When you know a city so well it's great to stumble across a little gem that for one reason or another has remained unknown to you. One such spot is Pearse Square Park.
Located at the lower end of Pearse Street as you approach Grand Canal it is surrounded on three sides by Georgian terraced houses I have found out that it was built in 1839 and was then called Queen's Square after Queen Victoria. It may have been a private square initially but was opened to the public in 1889. The square was renamed Pearse Square in 1926 but fell into disrepair, described in 1939 as "a wasteland." It is now owned by Dublin City Council who bought it in 1996 for £1, 450, refurbishing it and reopening it in 1998. A bronze sculpture titled "Harmony" by Sandra Bell was installed in the centre.
It is hard to imagine as one walks down Pearse Street that all of this area is built on land reclaimed and drained in the eighteenth century after the Liffey was narrowed by walls and a quay being built. A swanky area in its time, with the nearby Theatre Royal drawing actors who stayed in the square when in Dublin shows.
The layout we see today is different from the original square, the details of which can be read in this article from the UCD archaelogy department.
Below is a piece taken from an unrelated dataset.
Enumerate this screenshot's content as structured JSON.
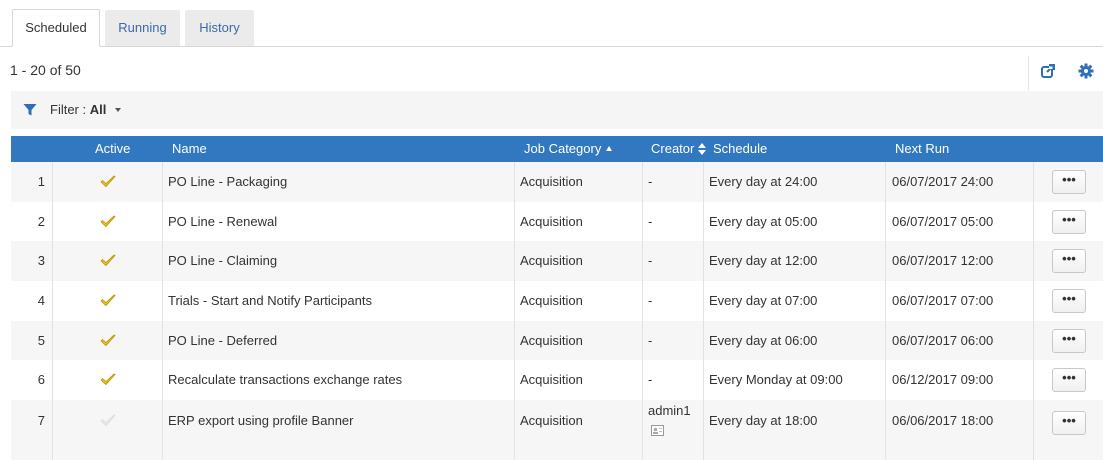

The other squares in Dublin are; (Georgian) Fitzwilliam Square, Merrion Square, Mount Pleasant Square in Ranelagh, Mountjoy Square and Parnell Square. Victorian squares are Dartmouth Square near Ranelagh and Kenilworth Square in Rathgar. Other squares are Belgrave Square in Rathmines, College Green, Eaton Square in Rathgar, Leinster Square in Rathmines, Ormond Square in Smithfields, Wilton Place and St. Stephen's Green.